Chinese state-sponsored actors reportedly accessed email accounts belonging to several U.S.-based organizations and federal government agencies, including the State Department. The U.S. Cybersecurity and Infrastructure Security Agency (CISA) released a detailed timeline on the campaign, stating that an investigation from Microsoft revealed that “advanced persistent threat (APT) actors accessed and exfiltrated unclassified Exchange Online Outlook data” after users reported suspicious activities in their Microsoft 365 cloud environment. While the full scope of the hack is still under investigation, reports indicate that the actors were primarily trying to steal sensitive information. While CISA or Microsoft have yet to disclose any specific vulnerabilities the actors exploited, the CISA report does say that the APT used a Microsoft account consumer key to forge tokens and impersonate targeted users. “Microsoft remediated the issue by first blocking tokens issued with the acquired key and then replacing the key to prevent continued misuse,” the report states. (CISA, CNN)

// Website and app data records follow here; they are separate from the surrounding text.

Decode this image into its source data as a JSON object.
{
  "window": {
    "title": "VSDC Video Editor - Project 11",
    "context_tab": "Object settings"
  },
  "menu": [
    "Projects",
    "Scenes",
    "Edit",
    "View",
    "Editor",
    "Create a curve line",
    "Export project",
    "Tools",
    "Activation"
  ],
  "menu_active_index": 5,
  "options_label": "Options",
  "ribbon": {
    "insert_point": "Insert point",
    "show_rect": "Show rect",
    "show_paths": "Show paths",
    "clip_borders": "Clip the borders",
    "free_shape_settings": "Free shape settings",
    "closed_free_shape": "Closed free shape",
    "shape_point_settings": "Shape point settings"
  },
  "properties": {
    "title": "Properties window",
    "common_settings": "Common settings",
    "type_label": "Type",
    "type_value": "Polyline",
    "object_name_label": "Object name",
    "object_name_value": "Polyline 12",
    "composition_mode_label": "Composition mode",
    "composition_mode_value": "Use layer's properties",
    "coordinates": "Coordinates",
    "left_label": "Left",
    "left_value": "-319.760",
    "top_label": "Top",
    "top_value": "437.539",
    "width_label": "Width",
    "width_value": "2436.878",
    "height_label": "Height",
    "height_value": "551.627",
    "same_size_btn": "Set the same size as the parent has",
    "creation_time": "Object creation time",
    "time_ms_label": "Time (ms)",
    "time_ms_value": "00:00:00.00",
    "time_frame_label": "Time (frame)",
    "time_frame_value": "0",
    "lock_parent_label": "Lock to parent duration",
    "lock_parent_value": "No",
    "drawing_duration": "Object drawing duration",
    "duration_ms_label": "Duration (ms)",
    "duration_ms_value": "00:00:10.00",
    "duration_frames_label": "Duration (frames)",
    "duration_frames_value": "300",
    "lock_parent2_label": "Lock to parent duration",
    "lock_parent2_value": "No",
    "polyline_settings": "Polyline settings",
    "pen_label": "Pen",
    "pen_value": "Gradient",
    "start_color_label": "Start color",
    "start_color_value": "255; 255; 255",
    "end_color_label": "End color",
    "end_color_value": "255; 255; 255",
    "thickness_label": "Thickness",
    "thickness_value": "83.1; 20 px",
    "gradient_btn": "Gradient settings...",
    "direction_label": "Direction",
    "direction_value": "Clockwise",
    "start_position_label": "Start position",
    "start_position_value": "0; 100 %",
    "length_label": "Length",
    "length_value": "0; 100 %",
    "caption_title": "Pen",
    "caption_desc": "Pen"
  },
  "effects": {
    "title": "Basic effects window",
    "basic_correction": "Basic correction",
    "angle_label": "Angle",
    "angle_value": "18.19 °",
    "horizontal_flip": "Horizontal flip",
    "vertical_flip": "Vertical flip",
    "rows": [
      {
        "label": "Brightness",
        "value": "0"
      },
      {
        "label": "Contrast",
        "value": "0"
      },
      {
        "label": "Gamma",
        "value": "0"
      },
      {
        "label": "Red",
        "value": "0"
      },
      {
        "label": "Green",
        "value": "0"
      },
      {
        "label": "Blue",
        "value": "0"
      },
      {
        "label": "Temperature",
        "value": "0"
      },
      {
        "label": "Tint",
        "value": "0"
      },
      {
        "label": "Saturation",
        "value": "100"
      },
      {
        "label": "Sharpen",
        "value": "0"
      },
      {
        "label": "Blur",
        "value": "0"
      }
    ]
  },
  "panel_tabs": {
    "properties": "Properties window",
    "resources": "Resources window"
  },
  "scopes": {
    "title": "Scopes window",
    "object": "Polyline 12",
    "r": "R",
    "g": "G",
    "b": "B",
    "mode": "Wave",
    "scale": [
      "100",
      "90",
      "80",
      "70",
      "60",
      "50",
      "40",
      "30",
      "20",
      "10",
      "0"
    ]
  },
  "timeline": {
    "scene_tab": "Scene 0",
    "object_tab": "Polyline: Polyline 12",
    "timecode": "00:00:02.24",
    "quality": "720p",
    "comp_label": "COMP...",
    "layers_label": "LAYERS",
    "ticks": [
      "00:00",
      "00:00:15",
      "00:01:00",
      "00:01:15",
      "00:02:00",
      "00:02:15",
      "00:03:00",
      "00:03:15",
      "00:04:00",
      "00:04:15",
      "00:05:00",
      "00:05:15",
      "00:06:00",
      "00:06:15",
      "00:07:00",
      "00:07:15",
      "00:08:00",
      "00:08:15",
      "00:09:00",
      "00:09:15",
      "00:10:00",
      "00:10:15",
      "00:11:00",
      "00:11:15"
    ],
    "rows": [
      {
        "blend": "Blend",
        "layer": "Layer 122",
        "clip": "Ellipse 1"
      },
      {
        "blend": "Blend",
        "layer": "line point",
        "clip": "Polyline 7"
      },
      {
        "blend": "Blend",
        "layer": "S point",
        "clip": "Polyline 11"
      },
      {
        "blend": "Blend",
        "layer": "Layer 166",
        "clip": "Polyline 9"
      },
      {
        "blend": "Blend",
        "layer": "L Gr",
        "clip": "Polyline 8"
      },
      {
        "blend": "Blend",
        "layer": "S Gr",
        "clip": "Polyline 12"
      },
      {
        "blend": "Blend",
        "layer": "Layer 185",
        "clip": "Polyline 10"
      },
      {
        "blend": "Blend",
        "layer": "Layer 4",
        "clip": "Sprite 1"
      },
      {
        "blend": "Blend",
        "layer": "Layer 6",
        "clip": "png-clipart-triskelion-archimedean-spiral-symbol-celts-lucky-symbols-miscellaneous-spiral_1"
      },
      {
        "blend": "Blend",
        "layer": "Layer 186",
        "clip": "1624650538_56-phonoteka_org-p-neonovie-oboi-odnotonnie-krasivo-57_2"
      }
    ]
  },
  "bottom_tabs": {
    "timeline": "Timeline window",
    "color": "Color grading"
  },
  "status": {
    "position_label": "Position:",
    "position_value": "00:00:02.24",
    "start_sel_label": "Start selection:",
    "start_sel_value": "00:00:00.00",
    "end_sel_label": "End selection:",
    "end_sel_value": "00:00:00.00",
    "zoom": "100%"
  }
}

Popular tax preparation software companies are under fire from lawmakers for allegedly sharing personal information with social media sites, including Google and Meta. Several Democratic lawmakers released a report last week that accused TaxAct, H&R Block and TaxSlayer of embedding Meta and Google’s tracking pixels on their sites, potentially violating U.S. law and sharing taxpayers’ information with those companies. The report says the data was kept anonymous, but the companies could “easily” use the information to identify individuals or create targeted advertising for them. The report has also renewed calls for the Internal Revenue Service to offer its own, free online tax filing service for U.S. consumers. (Vox, USA Today)

Apple had to roll back and then re-release a security update that addressed an actively exploited vulnerability in WebKit. Apple initially released a Rapid Security Response patch for iPhones and iPads on July 11 to fix CVE-2023-37450, a remote code execution vulnerability in the WebKit browser engine that Safari and other web browsers use. However, users reported that the fix was causing Safari to not connect correctly to major websites like Facebook, Instagram and Zoom, leading Apple to pull back the patch. Since then, Apple released a new fix for iOS, iPadOS and macOS that reliably fixes the vulnerability again. Though few details are currently available about CVE-2023-37450, Apple indicated it had been exploited in the wild and could be triggered by a vulnerable browser processing specially crafted web content. (Forbes, Gizmodo)

Can’t get enough Talos?

Upcoming events where you can find Talos

BlackHat (Aug. 5 - 10)

Las Vegas, Nevada

Grace Hopper Celebration (Sept. 26 - 29)

Orlando, Florida

Caitlin Huey, Susan Paskey and Alexis Merritt present a "Level Up Lab" titled "Don’t Fail Knowledge Checks: Accelerating Incident Response with Threat Intelligence." Participate in several fast-paced activities that emphasize the importance of threat intelligence in security incident investigations. Attendees will act as incident responders investigating a simulated incident that unfolds throughout this session. Periodic checkpoints will include discussions that highlight how incident response and threat intelligence complement each other during an active security investigation.

“Most prevalent malware files” is taking a break this week for maintenance.